◆ **ACTIVITY**
Check every line of the data below for "Shipping". Copy each one that has it.

◆ **MATERIAL TO PROCESS**
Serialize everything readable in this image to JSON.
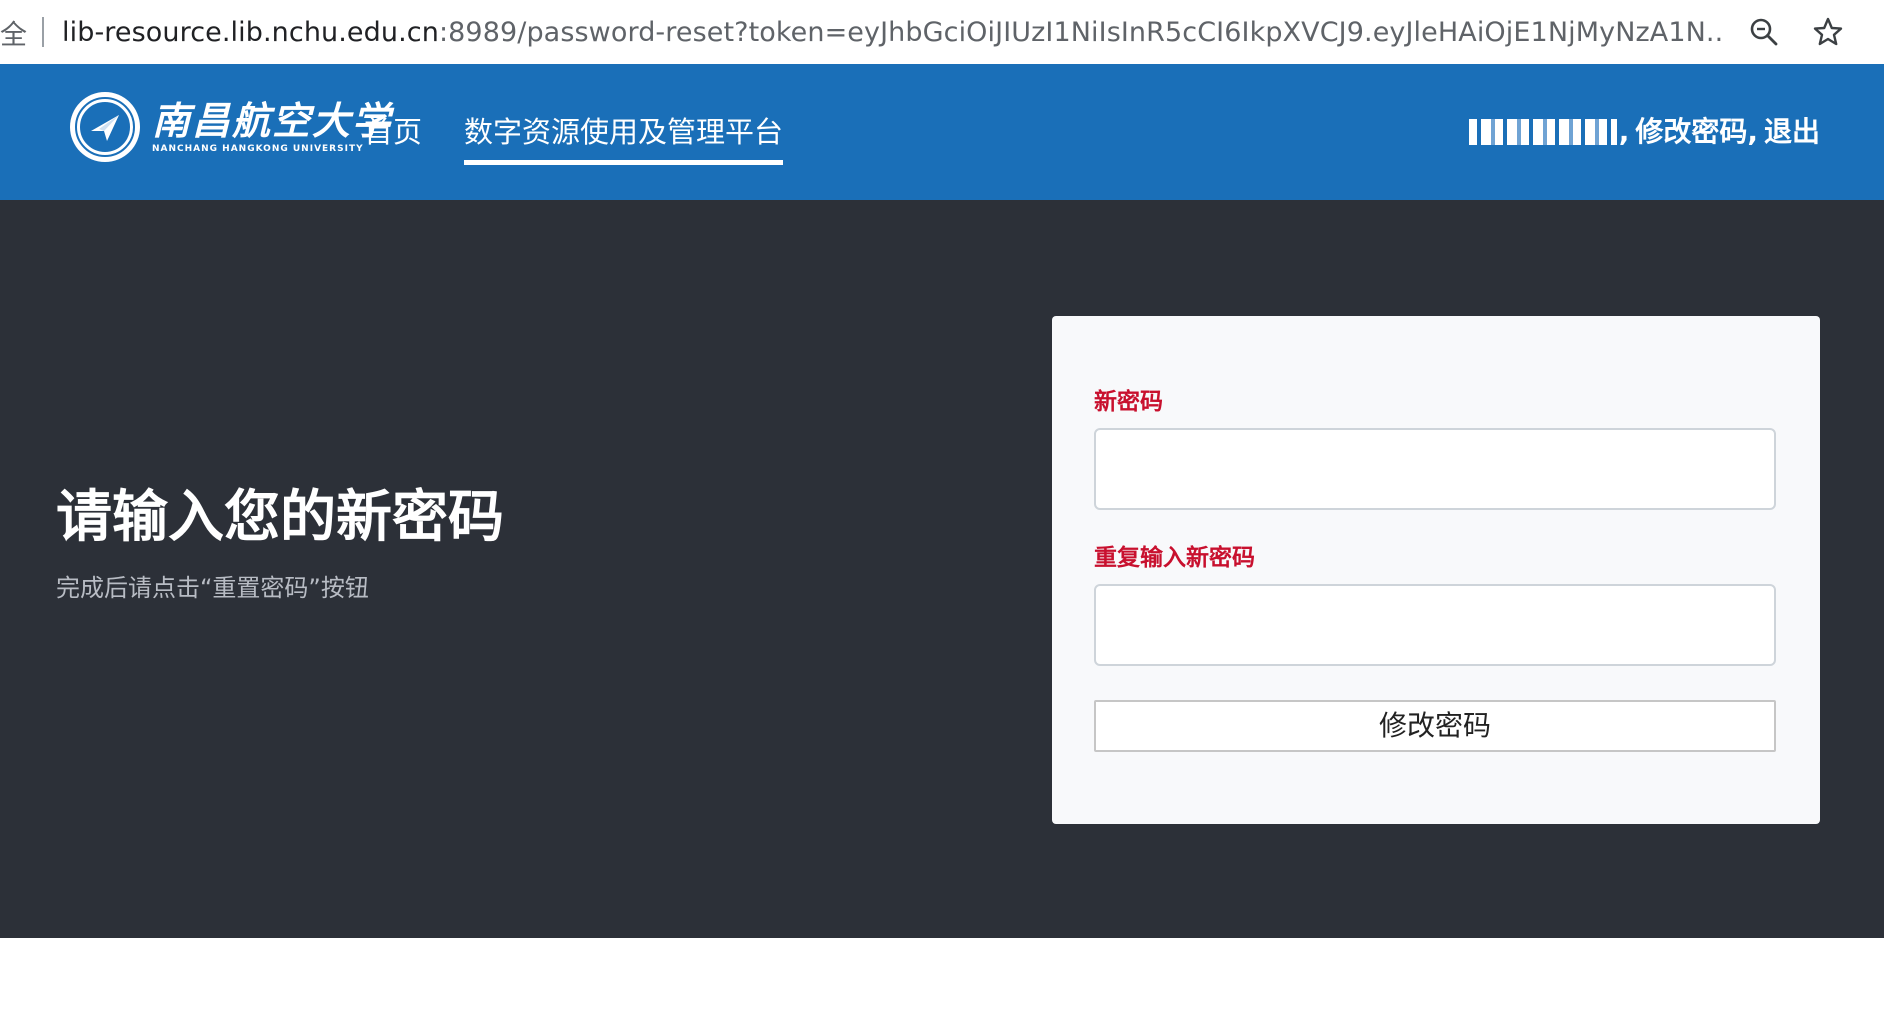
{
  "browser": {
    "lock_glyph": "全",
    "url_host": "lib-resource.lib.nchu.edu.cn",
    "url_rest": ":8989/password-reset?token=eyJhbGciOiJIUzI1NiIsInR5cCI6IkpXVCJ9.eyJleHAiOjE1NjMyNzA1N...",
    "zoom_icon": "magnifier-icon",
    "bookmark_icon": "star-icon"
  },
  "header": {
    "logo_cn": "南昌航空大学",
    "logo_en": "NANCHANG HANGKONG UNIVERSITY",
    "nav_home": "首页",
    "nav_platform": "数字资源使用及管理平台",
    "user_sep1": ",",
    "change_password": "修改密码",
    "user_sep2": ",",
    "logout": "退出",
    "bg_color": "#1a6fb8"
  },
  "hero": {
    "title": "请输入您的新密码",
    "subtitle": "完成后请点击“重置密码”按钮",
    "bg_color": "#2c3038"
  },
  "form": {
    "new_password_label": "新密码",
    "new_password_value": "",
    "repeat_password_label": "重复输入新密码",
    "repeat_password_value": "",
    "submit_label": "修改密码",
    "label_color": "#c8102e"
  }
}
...
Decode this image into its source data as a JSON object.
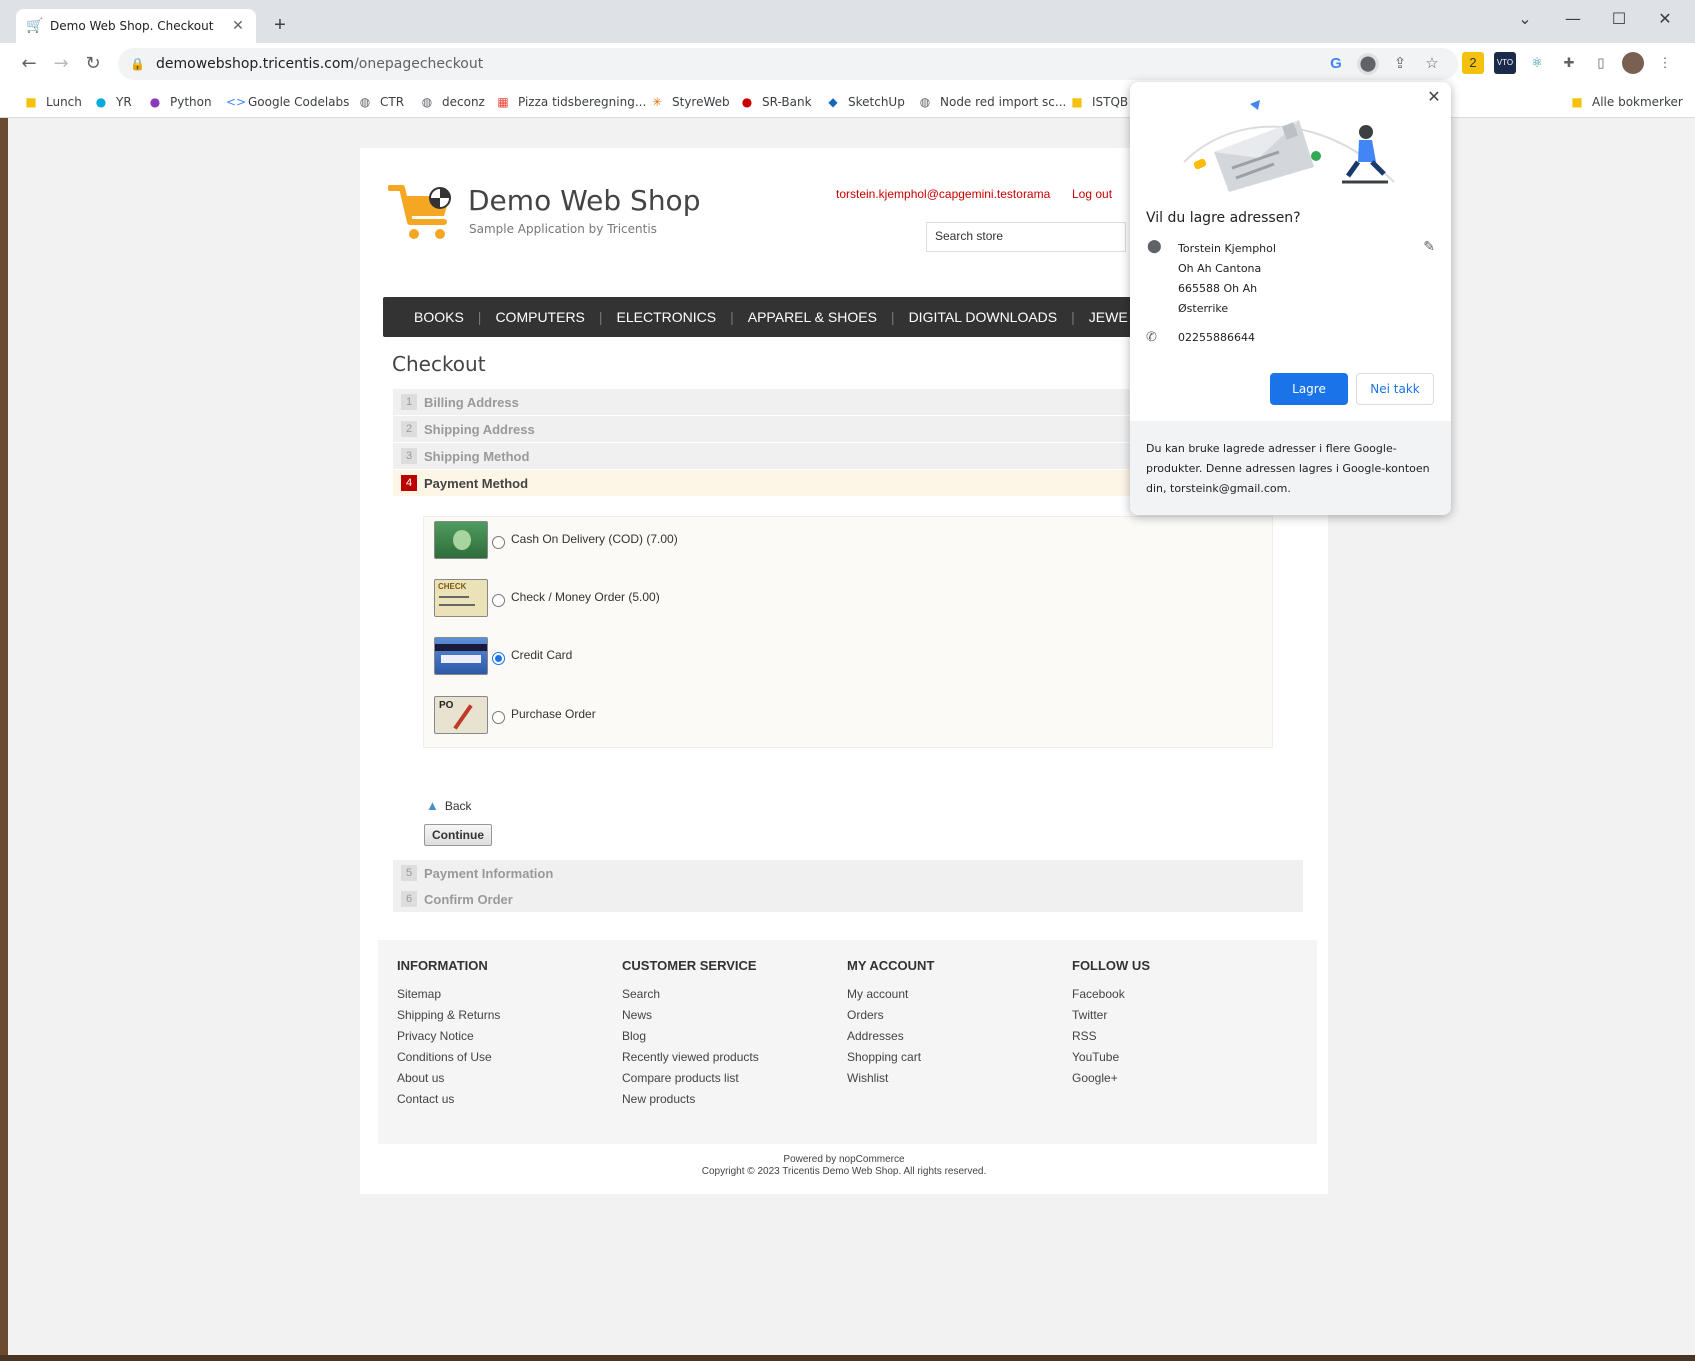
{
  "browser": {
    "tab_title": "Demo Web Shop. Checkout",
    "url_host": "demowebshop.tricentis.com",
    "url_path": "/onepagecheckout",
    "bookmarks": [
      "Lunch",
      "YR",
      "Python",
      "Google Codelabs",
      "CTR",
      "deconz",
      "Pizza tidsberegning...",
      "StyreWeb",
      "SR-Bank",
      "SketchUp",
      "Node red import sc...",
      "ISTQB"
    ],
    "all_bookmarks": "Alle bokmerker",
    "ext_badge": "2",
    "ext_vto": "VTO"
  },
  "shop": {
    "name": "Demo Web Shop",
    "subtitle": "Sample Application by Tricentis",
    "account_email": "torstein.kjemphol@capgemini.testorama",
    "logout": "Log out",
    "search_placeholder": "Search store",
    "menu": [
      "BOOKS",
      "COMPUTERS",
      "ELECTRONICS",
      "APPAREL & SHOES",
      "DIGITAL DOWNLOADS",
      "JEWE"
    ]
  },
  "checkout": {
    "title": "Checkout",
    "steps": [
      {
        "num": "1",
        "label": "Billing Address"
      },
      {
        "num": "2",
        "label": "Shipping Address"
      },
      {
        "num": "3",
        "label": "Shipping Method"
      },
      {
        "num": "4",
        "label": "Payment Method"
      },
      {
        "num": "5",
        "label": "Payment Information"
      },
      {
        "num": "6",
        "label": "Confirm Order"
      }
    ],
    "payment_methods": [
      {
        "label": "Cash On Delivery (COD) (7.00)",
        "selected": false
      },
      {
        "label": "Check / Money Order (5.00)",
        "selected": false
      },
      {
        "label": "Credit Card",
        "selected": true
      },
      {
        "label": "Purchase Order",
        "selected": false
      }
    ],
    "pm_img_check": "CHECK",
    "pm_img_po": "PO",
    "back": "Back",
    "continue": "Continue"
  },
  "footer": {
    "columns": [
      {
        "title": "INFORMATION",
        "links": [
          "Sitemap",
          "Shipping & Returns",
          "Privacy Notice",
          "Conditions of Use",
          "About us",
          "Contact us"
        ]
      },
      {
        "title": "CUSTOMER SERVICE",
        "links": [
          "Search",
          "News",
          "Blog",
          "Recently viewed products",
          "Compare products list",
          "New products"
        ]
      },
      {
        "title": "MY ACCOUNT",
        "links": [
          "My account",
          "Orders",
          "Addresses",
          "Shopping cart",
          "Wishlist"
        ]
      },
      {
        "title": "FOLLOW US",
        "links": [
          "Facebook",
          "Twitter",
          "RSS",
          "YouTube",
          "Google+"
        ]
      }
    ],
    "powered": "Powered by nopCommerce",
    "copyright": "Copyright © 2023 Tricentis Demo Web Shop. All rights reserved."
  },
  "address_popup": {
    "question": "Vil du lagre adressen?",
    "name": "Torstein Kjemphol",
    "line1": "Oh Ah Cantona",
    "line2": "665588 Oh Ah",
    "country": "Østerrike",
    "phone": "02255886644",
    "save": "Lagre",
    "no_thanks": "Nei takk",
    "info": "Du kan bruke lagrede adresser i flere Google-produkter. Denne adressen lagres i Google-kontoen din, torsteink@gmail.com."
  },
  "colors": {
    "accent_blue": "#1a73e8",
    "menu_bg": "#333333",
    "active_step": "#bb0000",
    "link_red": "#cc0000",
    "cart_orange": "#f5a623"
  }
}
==
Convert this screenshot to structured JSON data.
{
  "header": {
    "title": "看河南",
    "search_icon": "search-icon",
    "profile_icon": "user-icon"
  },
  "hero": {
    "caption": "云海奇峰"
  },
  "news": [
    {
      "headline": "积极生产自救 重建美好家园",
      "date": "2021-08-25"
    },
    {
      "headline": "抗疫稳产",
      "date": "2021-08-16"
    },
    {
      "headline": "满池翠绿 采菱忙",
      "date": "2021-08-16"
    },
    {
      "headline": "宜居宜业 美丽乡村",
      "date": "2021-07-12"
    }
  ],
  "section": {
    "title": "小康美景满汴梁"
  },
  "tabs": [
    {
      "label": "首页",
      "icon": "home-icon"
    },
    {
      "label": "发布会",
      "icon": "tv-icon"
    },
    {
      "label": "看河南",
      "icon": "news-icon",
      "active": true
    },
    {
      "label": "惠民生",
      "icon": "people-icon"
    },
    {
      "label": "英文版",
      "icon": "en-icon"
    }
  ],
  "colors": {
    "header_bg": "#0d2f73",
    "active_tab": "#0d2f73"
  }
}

◆ **FINISHED TASK**
        "label": "Shipping Address"
        "label": "Shipping Method"
          "Shipping & Returns",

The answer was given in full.